This concept led us to further examine B cell physiology in our study, since we were unaware of any work describing either the effects of neonatal irradiation on the formation of pulmonary lymphoid structures after influenza infection or its impact on the generation of influenza-specific humoral immunity. Our data indicated that, although neonatal irradiation facilitates iBALT formation early in life, which results in higher antibody titers in the serum of irradiated mice infected at 12 weeks PI, it compromises the organization of iBALT later in life, which may correlate with the rapid and progressive decline in influenza-specific antibody titers of mice infected at 26 and 46 weeks PI. These observations are consistent with the proposed link between iBALT formation and local antibody production (18). However, the effects of radiation on the systemic immune response do not explain the specific sensitivity of the neonatal lung to radiation. It certainly has been shown by many investigators that the saccular stage of human lung development is vulnerable to inflammation-mediated injury, such as radiation, and that the lungs of a 4-day-old mouse neonate are indeed in the late saccular to early alveolar stage (19). In addition, our data clearly shows declining levels of CCSP mRNA. Clara cells are located principally in the epithelium of the proximal or central portions of the pulmonary acinus where their function is oriented toward protection of the respiratory tract. Of note is that the influenza virus has been shown to preferentially target epithelial cells (20), whereas the effects of radiation on this population are relatively unknown. Currently, it is unclear whether neonatal irradiation has reduced the Clara cell population per se or has affected their expression of CCSP. Interestingly, the biological function of CCSP is incompletely understood, although it has been shown to interact with multiple components of the inflammatory and coagulation cascades, with a possible attenuating role associated with inflammation (21). Moreover, subsets of CCSP-expressing cells have been identified in both lung and bone marrow compartments and have been described as a progenitor/stem cell pool involved in airway regeneration and alveolar homeostasis. Radiation-induced damage within this compartment may, therefore, have profound downstream long-term effects on lung development. These findings are now being investigated further.
The altered response to infection supports our hypothesis that sublethal doses of systemic radiation delivered during early childhood can result in subclinical pulmonary injury. Furthermore, these observations suggest that an individual receiving radiation during postnatal lung growth will continue to be at risk for complications from pulmonary infections and that these risks will increase with age. However, our use of a 4-day-old mouse neonate, the lungs of which are equivalent to an immediately postnatal human, limits the applicability of this model.

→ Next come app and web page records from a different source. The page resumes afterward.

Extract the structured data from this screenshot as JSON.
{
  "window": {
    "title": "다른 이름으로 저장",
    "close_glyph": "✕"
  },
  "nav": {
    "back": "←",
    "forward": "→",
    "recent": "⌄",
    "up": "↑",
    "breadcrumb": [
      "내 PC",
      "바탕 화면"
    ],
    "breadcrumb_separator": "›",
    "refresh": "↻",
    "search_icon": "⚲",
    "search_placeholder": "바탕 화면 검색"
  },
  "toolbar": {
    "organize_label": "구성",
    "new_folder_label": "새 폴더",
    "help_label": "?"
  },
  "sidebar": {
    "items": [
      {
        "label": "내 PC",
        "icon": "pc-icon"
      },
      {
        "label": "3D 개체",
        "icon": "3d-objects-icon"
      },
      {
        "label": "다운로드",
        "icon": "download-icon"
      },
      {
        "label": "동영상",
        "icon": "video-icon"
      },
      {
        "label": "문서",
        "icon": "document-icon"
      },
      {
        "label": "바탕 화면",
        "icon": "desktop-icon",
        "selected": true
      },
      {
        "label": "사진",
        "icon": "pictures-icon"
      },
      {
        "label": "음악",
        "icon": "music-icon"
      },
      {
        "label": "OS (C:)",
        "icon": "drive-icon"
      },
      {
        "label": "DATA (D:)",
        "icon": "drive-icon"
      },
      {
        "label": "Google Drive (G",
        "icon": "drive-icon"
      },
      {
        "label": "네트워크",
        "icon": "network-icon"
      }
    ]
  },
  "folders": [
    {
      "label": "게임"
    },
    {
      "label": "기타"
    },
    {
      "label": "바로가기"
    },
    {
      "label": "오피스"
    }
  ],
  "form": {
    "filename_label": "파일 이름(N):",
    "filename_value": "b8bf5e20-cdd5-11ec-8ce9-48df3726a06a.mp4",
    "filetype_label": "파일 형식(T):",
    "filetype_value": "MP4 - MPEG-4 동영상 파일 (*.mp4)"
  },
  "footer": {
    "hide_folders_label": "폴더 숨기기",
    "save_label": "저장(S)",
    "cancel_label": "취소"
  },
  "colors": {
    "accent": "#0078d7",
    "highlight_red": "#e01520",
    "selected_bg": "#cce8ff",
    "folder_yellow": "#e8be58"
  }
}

Further work is in progress to assess the effects of postnatal irradiation at later pre-weaning time points to fully characterize this model and allow for better extrapolation to the full range of developmental stages seen in the human pediatric population.
The authors thank Amy K. Huser for editorial assistance. Supported by NIAID U19 AI091036-01, T32-HL066988, P30-ES001247, T32-ES007026, T32-HL069409, AI100127 and AI061511.